Without including any pictures, write out the data below exactly.

=== PROVIDED ENTRIES ===

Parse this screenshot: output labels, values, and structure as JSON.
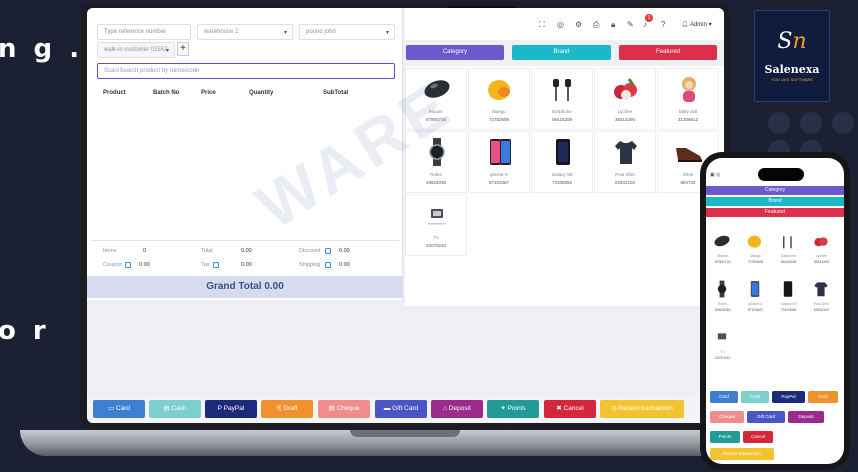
{
  "background": {
    "text_top": "n g .",
    "text_bottom": "o r"
  },
  "pos": {
    "inputs": {
      "ref_placeholder": "Type reference number",
      "warehouse_value": "warehouse 2",
      "product_value": "pound johd",
      "customer_value": "walk-in customer 01552"
    },
    "scan_placeholder": "Scan/Search product by name/code",
    "table_headers": [
      "Product",
      "Batch No",
      "Price",
      "Quantity",
      "SubTotal"
    ],
    "summary": {
      "items_label": "Items",
      "items_value": "0",
      "total_label": "Total",
      "total_value": "0.00",
      "discount_label": "Discount",
      "discount_value": "0.00",
      "coupon_label": "Coupon",
      "coupon_value": "0.00",
      "tax_label": "Tax",
      "tax_value": "0.00",
      "shipping_label": "Shipping",
      "shipping_value": "0.00"
    },
    "grand_total": "Grand Total 0.00",
    "topbar": {
      "admin": "Admin"
    },
    "filters": [
      {
        "label": "Category",
        "color": "#6a5acd"
      },
      {
        "label": "Brand",
        "color": "#1cb7c9"
      },
      {
        "label": "Featured",
        "color": "#dc2f4a"
      }
    ],
    "products": [
      {
        "name": "Mouse",
        "code": "87900716",
        "icon": "mouse-icon"
      },
      {
        "name": "Mango",
        "code": "72782608",
        "icon": "mango-icon"
      },
      {
        "name": "Earphone",
        "code": "06416208",
        "icon": "earphone-icon"
      },
      {
        "name": "Lychee",
        "code": "38314290",
        "icon": "lychee-icon"
      },
      {
        "name": "baby doll",
        "code": "31306812",
        "icon": "doll-icon"
      },
      {
        "name": "Rolex",
        "code": "40624036",
        "icon": "watch-icon"
      },
      {
        "name": "iphone-X",
        "code": "87103467",
        "icon": "phone-icon"
      },
      {
        "name": "Galaxy S9",
        "code": "73100066",
        "icon": "phone-dark-icon"
      },
      {
        "name": "Polo Shirt",
        "code": "53402102",
        "icon": "shirt-icon"
      },
      {
        "name": "Shoe",
        "code": "884734",
        "icon": "shoe-icon"
      },
      {
        "name": "Tv",
        "code": "22070242",
        "icon": "tv-icon"
      }
    ],
    "actions": [
      {
        "label": "Card",
        "color": "#3f7fd1",
        "icon": "card-icon"
      },
      {
        "label": "Cash",
        "color": "#7ccfce",
        "icon": "cash-icon"
      },
      {
        "label": "PayPal",
        "color": "#1d2a7a",
        "icon": "paypal-icon"
      },
      {
        "label": "Draft",
        "color": "#f0912e",
        "icon": "draft-icon"
      },
      {
        "label": "Cheque",
        "color": "#f08c8c",
        "icon": "cheque-icon"
      },
      {
        "label": "Gift Card",
        "color": "#4a55c6",
        "icon": "gift-card-icon"
      },
      {
        "label": "Deposit",
        "color": "#9b2a8c",
        "icon": "deposit-icon"
      },
      {
        "label": "Points",
        "color": "#229a98",
        "icon": "points-icon"
      },
      {
        "label": "Cancel",
        "color": "#d6263a",
        "icon": "cancel-icon"
      },
      {
        "label": "Recent transaction",
        "color": "#f4c430",
        "icon": "clock-icon"
      }
    ]
  },
  "phone": {
    "filters": [
      "Category",
      "Brand",
      "Featured"
    ],
    "products": [
      {
        "name": "Mouse",
        "code": "87900716"
      },
      {
        "name": "Mango",
        "code": "72782608"
      },
      {
        "name": "Earphone",
        "code": "06416208"
      },
      {
        "name": "Lychee",
        "code": "38314290"
      },
      {
        "name": "baby doll",
        "code": "31306812"
      },
      {
        "name": "Rolex",
        "code": "40624036"
      },
      {
        "name": "iphone-X",
        "code": "87103467"
      },
      {
        "name": "Galaxy S9",
        "code": "73100066"
      },
      {
        "name": "Polo Shirt",
        "code": "53402102"
      },
      {
        "name": "Shoe",
        "code": "884734"
      },
      {
        "name": "Tv",
        "code": "22070242"
      }
    ],
    "actions": [
      "Card",
      "Cash",
      "PayPal",
      "Draft",
      "Cheque",
      "Gift Card",
      "Deposit",
      "Points",
      "Cancel",
      "Recent transaction"
    ]
  },
  "logo": {
    "mark": "Sn",
    "name": "Salenexa",
    "tagline": "YOU LIKE SOFTWARE"
  },
  "watermark": "WARE"
}
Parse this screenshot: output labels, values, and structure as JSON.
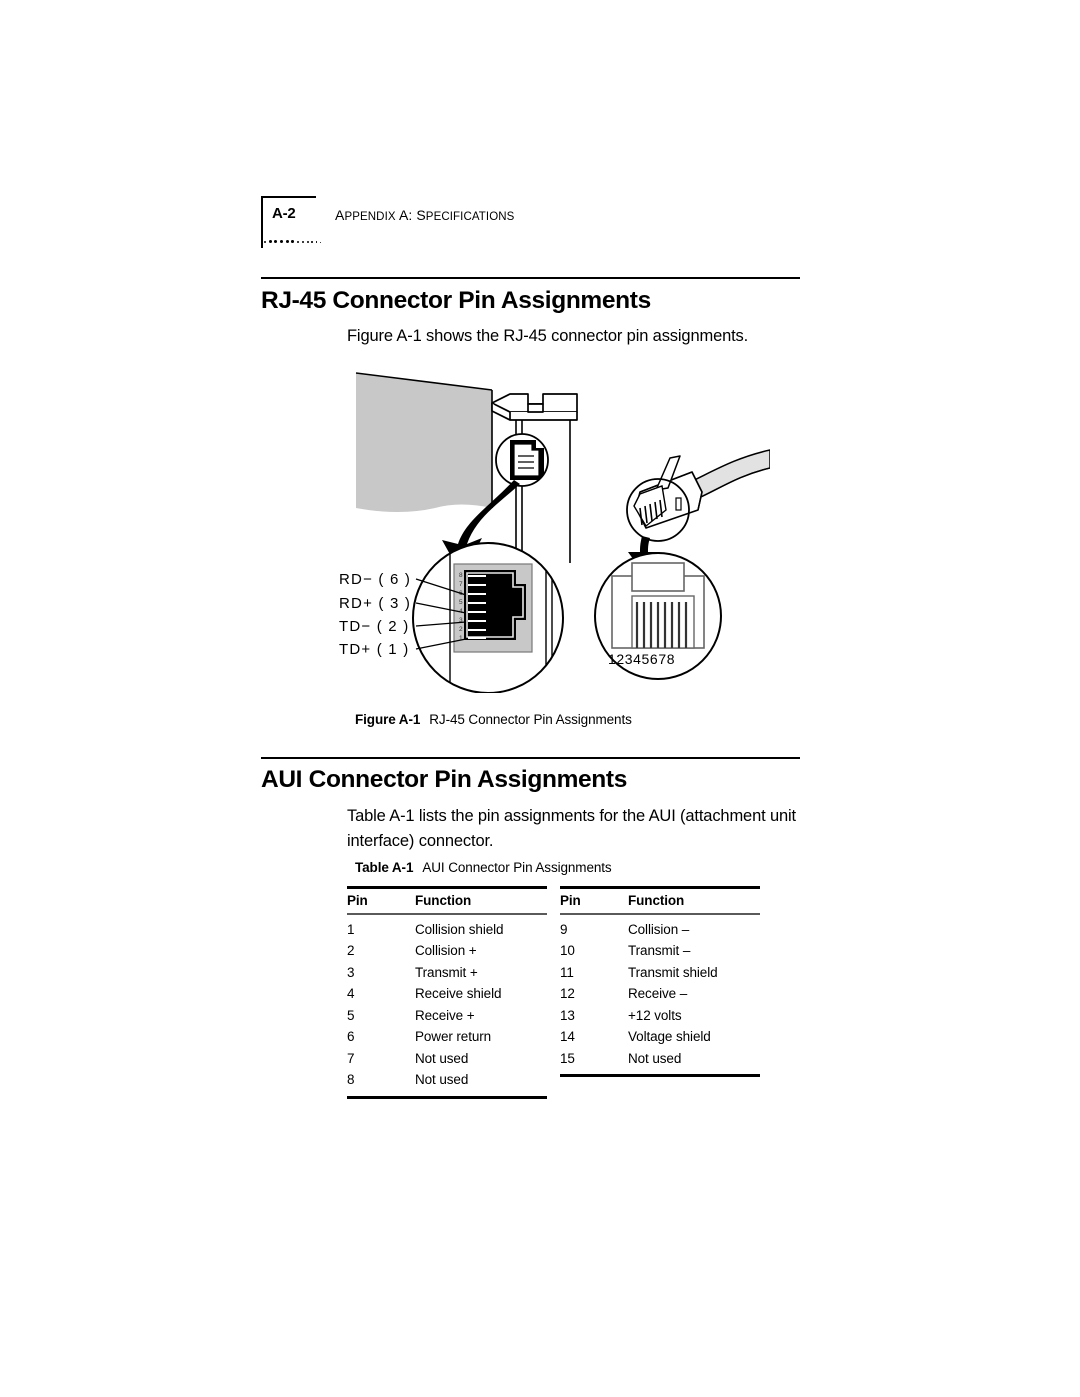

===

ANSWER AREA
Parse this screenshot: output labels, values, and structure as JSON.
{
  "background": {
    "text_top": "n g .",
    "text_bottom": "o r"
  },
  "pos": {
    "inputs": {
      "ref_placeholder": "Type reference number",
      "warehouse_value": "warehouse 2",
      "product_value": "pound johd",
      "customer_value": "walk-in customer 01552"
    },
    "scan_placeholder": "Scan/Search product by name/code",
    "table_headers": [
      "Product",
      "Batch No",
      "Price",
      "Quantity",
      "SubTotal"
    ],
    "summary": {
      "items_label": "Items",
      "items_value": "0",
      "total_label": "Total",
      "total_value": "0.00",
      "discount_label": "Discount",
      "discount_value": "0.00",
      "coupon_label": "Coupon",
      "coupon_value": "0.00",
      "tax_label": "Tax",
      "tax_value": "0.00",
      "shipping_label": "Shipping",
      "shipping_value": "0.00"
    },
    "grand_total": "Grand Total 0.00",
    "topbar": {
      "admin": "Admin"
    },
    "filters": [
      {
        "label": "Category",
        "color": "#6a5acd"
      },
      {
        "label": "Brand",
        "color": "#1cb7c9"
      },
      {
        "label": "Featured",
        "color": "#dc2f4a"
      }
    ],
    "products": [
      {
        "name": "Mouse",
        "code": "87900716",
        "icon": "mouse-icon"
      },
      {
        "name": "Mango",
        "code": "72782608",
        "icon": "mango-icon"
      },
      {
        "name": "Earphone",
        "code": "06416208",
        "icon": "earphone-icon"
      },
      {
        "name": "Lychee",
        "code": "38314290",
        "icon": "lychee-icon"
      },
      {
        "name": "baby doll",
        "code": "31306812",
        "icon": "doll-icon"
      },
      {
        "name": "Rolex",
        "code": "40624036",
        "icon": "watch-icon"
      },
      {
        "name": "iphone-X",
        "code": "87103467",
        "icon": "phone-icon"
      },
      {
        "name": "Galaxy S9",
        "code": "73100066",
        "icon": "phone-dark-icon"
      },
      {
        "name": "Polo Shirt",
        "code": "53402102",
        "icon": "shirt-icon"
      },
      {
        "name": "Shoe",
        "code": "884734",
        "icon": "shoe-icon"
      },
      {
        "name": "Tv",
        "code": "22070242",
        "icon": "tv-icon"
      }
    ],
    "actions": [
      {
        "label": "Card",
        "color": "#3f7fd1",
        "icon": "card-icon"
      },
      {
        "label": "Cash",
        "color": "#7ccfce",
        "icon": "cash-icon"
      },
      {
        "label": "PayPal",
        "color": "#1d2a7a",
        "icon": "paypal-icon"
      },
      {
        "label": "Draft",
        "color": "#f0912e",
        "icon": "draft-icon"
      },
      {
        "label": "Cheque",
        "color": "#f08c8c",
        "icon": "cheque-icon"
      },
      {
        "label": "Gift Card",
        "color": "#4a55c6",
        "icon": "gift-card-icon"
      },
      {
        "label": "Deposit",
        "color": "#9b2a8c",
        "icon": "deposit-icon"
      },
      {
        "label": "Points",
        "color": "#229a98",
        "icon": "points-icon"
      },
      {
        "label": "Cancel",
        "color": "#d6263a",
        "icon": "cancel-icon"
      },
      {
        "label": "Recent transaction",
        "color": "#f4c430",
        "icon": "clock-icon"
      }
    ]
  },
  "phone": {
    "filters": [
      "Category",
      "Brand",
      "Featured"
    ],
    "products": [
      {
        "name": "Mouse",
        "code": "87900716"
      },
      {
        "name": "Mango",
        "code": "72782608"
      },
      {
        "name": "Earphone",
        "code": "06416208"
      },
      {
        "name": "Lychee",
        "code": "38314290"
      },
      {
        "name": "baby doll",
        "code": "31306812"
      },
      {
        "name": "Rolex",
        "code": "40624036"
      },
      {
        "name": "iphone-X",
        "code": "87103467"
      },
      {
        "name": "Galaxy S9",
        "code": "73100066"
      },
      {
        "name": "Polo Shirt",
        "code": "53402102"
      },
      {
        "name": "Shoe",
        "code": "884734"
      },
      {
        "name": "Tv",
        "code": "22070242"
      }
    ],
    "actions": [
      "Card",
      "Cash",
      "PayPal",
      "Draft",
      "Cheque",
      "Gift Card",
      "Deposit",
      "Points",
      "Cancel",
      "Recent transaction"
    ]
  },
  "logo": {
    "mark": "Sn",
    "name": "Salenexa",
    "tagline": "YOU LIKE SOFTWARE"
  },
  "watermark": "WARE"
}
Parse this screenshot: output labels, values, and structure as JSON.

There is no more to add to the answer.